Tuesday, February 19, 2013

“Damn it… another dog in a yard.”

While in college I worked for the post office at Christmas time delivering mail.
This was pre Internet and it was snail mail, especially at Christmas time, tons of it.
Two to three weeks of helping the regular mailman.

It was my first government job; my second was the Army a few years later.

Before I go any further, I have to explain something; as a kid growing up in Coney Island, dogs were not part of my life as they are now. Through my wife and kids, all dog lovers I have become pretty much a dog person.

In an immigrant neighborhood where I was raised, nobody had pets, certainly no dogs, maybe a cat for mice if you had a store. Dogs were scary; think of the expression “junk yard dogs.”

I delivered mail in Brooklyn, but a Brooklyn different from Coney Island.

I delivered mail in a neighborhood that had single and double family houses. These houses had front yards with fences around them and they had dogs; big noisy, snarling, vicious, rabid dogs, between me and the mail box, which was usually on the porch. Perhaps the regular mailman knew each dog personally…but not me, to me they were “junk yard dogs.” All dogs were supposed to be dangerous.

There was only one way to deliver the mail, after all, the mail must get through, even though it was
only Christmas cards and life magazines and ads.

I opened the gates and the dogs ran out, free and happy I guess.
I could deliver my load of mail. I have created a whole neighborhood of released happy dogs involved with each other, probably mating and making more dogs for next years Christmas help.

I am not proud of this crappy thing I did, I would like to personally apologize to my daughter Chris (she is a great dog lover, check her blog, thelifeofcaptainchip.blogspot.gr.)

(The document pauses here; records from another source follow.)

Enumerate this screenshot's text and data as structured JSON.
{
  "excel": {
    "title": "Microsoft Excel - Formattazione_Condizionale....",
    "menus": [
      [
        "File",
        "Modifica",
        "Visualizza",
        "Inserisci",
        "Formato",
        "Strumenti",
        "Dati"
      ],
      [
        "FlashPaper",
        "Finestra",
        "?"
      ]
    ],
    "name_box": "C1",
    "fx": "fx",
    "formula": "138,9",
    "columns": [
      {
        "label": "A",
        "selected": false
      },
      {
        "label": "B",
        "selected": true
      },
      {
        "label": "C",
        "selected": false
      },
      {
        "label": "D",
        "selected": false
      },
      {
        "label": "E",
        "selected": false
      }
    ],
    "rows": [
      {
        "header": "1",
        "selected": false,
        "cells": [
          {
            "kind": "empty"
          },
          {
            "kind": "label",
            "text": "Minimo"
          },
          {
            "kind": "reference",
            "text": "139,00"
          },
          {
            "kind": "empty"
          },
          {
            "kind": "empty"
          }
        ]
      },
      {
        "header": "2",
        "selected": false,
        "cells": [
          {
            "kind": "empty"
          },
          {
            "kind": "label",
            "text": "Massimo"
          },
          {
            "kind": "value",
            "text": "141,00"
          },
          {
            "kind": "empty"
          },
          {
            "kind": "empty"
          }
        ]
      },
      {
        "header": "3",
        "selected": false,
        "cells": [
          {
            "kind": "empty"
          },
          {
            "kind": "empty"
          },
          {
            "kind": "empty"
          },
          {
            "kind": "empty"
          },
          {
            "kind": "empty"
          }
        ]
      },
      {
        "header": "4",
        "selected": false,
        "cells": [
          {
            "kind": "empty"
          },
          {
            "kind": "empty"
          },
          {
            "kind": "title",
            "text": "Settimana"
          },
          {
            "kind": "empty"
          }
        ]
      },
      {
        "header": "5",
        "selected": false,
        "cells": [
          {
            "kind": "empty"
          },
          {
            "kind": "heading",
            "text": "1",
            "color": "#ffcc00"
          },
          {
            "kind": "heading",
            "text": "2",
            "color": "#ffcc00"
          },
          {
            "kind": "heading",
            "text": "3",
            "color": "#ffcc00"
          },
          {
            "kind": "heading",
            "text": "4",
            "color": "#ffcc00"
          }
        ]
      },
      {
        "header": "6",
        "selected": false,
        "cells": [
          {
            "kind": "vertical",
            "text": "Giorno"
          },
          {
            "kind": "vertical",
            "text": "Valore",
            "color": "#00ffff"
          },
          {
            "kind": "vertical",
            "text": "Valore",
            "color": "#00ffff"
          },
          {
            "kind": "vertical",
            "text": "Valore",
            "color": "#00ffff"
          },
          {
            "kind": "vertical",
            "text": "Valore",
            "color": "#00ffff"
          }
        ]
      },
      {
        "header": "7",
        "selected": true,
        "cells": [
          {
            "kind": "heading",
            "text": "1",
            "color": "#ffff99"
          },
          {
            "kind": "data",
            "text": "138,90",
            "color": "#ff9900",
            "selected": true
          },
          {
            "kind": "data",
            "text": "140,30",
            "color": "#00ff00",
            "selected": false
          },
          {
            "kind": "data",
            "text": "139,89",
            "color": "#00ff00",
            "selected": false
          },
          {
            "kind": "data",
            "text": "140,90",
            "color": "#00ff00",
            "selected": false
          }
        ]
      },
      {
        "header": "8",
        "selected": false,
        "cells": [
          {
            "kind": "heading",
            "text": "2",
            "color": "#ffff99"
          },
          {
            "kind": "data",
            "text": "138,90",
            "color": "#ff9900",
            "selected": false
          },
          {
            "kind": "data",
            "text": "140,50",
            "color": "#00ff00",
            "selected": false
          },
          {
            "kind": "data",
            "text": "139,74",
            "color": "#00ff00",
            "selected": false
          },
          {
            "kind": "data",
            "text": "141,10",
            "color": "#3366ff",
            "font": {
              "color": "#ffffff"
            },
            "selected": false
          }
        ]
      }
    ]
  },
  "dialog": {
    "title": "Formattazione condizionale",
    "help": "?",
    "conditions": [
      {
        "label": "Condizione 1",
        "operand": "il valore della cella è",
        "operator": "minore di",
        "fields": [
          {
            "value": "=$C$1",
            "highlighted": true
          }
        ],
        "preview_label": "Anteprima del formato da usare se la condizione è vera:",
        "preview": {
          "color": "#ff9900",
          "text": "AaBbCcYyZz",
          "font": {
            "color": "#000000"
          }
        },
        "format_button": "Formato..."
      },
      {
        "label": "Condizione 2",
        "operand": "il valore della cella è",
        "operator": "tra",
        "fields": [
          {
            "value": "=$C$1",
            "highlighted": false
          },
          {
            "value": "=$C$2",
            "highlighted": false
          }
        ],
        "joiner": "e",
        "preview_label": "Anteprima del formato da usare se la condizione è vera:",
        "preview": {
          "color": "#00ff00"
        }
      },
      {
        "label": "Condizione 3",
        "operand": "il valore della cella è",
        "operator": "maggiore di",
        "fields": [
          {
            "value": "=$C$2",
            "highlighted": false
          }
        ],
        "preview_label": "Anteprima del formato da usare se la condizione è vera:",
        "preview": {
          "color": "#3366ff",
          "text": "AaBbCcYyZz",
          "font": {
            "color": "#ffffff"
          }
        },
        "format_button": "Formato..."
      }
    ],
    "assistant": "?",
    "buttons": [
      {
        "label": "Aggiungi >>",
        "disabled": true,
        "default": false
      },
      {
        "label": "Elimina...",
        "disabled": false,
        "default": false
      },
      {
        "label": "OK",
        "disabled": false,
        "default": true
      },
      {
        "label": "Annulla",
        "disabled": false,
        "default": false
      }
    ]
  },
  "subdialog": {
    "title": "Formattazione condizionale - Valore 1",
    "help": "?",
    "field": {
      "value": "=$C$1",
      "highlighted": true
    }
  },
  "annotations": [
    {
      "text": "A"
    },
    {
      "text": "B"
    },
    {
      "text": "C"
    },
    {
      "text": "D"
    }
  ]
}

I remember arriving at a house, no yard, and no dog. I start to put some mail in the brass slot at the bottom of the door and I am ambushed by a dog on the inside, he grabs my fingers and I try to pull my hand out and the mail slot closes on my fingers cutting them. Freezing weather, bleeding fingers and the dog is on the inside proudly barking away.

How do I get me revenge on this beast, it actually might have been a tiny poodle, but to me he was a snarling Ridgeback; I get a life magazine out of my bag, I have no idea if they even subscribed. I put the magazine in the slot until the dog gets a hold of it. I then pull him into the door and then ram the magazine in…hoping to skewer him; I must have missed because he continued barking and probably making fun of me, giving me the “paw.”

Aside from the cold and the dogs, delivering Christmas mail was OK, meeting for coffee and killing time so we could go out on a second run and drag it into heavy overtime.

I now know all dogs are not “junk yard dogs’” at least the ones I have in my yard aren’t.

Monday, February 11, 2013

Buying a “round” in an English pub.

When you go to a country to live, or even to visit there are things you have to get used to, some are hard, some are easy.

In the 60s in London, going to the pub was easy to get used to, after work we all ended up at the local pub…even ended up there at lunch time. Thank heavens there were pub hours or we would have been there all afternoon.

Our local was The Adams Arms, or at least I think it was. The lady that ran it was Mrs. Fitzpatrick, she cashed lots of my checks.

Pubs had some things that required getting used to. They served cheese sandwiches and also ham sandwiches…but try to get a ham and cheese sandwich. What would they do with the extra two pieces of bread?

Mixed drinks were impossible; alcohol was sold by the measure. If James Bond walked in, he would have to buy a shot of vermouth and six shots of gin to make a reasonably dry martini. Forget the shaken not stirred stuff, not in any pub I went to.

Pubs seemed very novel to me and sort of “cute”, especially the country ones. I felt that it was 1944 not 1965 and I was a “Yank”. Scotch on the rocks was one rapidly melting ice cube, and if you wanted more ice, they had to send out for it.

What drove the regulars from McCann crazy was the round of drinks thing.
You buy a round and if there are five guys each one buys a round, at least five drinks are consumed.
Sometimes the crowd is even bigger. This then starts all over again, to the abuse of your liver.

I would walk in buy a round of drinks and then leave to the complete consternation of all. They take their responsibility of buying a round very serious.

I am afraid I didn’t respect the rules of the “round” as much as I should have.

I have English friends and they tell me that pubs have changed, the food is better, they have ham and cheese sandwiches as well as great food, OK, and I will take their word for it. They even have plenty of ice and can make a Martini.

I personally like to remember them, as they were when I first was introduced to them. No ham and cheese sandwiches and five ice cubes per pub.